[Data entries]
==================================================

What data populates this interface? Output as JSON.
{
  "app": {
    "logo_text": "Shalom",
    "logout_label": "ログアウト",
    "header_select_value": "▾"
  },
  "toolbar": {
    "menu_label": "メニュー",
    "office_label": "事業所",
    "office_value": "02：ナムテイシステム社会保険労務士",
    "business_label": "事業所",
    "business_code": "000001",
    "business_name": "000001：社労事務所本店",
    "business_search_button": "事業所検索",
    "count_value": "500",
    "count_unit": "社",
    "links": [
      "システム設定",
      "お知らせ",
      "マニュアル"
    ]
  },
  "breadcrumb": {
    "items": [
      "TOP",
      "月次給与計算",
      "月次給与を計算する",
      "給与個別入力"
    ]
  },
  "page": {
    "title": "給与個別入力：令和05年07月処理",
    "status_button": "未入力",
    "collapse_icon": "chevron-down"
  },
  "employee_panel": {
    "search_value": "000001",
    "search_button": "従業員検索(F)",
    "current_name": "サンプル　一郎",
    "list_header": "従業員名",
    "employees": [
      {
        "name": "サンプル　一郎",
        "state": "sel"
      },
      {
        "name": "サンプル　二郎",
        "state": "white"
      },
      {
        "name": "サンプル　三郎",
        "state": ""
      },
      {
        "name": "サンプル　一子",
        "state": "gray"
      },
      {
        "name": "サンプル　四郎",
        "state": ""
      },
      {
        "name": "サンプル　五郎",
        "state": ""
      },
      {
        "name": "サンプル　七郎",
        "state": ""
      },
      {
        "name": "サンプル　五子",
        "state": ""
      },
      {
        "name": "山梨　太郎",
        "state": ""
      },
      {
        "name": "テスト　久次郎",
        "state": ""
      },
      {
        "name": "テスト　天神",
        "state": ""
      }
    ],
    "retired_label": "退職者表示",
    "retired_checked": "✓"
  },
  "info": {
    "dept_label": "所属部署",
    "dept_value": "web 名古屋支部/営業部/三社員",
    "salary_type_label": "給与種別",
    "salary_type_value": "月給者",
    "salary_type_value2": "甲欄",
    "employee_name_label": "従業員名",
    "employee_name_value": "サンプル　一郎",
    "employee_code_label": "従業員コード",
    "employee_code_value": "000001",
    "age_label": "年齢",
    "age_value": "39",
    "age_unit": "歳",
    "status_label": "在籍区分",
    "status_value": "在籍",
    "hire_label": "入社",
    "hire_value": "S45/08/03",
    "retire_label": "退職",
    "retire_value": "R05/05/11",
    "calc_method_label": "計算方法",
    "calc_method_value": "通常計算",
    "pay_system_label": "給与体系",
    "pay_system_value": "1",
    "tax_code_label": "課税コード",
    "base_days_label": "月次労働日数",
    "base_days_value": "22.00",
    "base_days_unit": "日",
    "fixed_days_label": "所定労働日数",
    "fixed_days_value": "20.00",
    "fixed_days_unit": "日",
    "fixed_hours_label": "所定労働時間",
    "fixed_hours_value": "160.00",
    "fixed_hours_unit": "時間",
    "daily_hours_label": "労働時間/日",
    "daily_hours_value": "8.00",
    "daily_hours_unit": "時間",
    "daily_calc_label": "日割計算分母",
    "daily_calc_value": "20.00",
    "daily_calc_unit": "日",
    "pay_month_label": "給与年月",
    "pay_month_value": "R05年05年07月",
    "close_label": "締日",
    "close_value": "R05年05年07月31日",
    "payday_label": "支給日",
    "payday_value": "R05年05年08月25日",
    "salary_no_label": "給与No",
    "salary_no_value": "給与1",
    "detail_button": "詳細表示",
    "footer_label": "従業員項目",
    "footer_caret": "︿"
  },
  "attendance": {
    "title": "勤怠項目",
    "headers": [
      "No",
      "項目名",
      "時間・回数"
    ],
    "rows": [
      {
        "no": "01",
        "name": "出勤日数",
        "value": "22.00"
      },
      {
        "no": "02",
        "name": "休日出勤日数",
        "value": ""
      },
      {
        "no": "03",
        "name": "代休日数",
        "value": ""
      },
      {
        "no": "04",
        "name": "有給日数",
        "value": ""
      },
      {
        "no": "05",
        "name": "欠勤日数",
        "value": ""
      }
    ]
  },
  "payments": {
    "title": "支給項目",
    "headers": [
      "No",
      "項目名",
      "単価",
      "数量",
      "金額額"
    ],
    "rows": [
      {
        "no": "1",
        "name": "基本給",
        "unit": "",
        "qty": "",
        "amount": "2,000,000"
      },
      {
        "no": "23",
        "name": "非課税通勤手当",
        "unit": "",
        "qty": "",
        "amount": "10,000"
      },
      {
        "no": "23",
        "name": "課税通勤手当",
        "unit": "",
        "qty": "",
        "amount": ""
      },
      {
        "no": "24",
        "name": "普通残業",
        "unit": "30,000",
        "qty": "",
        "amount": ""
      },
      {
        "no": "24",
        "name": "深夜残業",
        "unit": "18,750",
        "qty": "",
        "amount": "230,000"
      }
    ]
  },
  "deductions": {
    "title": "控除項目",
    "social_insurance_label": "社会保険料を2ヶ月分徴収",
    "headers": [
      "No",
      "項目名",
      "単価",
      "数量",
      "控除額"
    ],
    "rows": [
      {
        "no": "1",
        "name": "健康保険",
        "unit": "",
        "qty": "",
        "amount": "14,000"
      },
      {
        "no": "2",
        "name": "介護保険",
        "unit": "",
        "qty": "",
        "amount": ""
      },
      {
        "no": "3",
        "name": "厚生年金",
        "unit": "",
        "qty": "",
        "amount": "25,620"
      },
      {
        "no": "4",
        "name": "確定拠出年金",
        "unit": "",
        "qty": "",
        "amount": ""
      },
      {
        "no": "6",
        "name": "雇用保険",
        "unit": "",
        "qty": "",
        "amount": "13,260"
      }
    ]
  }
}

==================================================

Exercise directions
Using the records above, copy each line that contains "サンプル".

Worked solution
    "current_name": "サンプル　一郎",
        "name": "サンプル　一郎",
        "name": "サンプル　二郎",
        "name": "サンプル　三郎",
        "name": "サンプル　一子",
        "name": "サンプル　四郎",
        "name": "サンプル　五郎",
        "name": "サンプル　七郎",
        "name": "サンプル　五子",
    "employee_name_value": "サンプル　一郎",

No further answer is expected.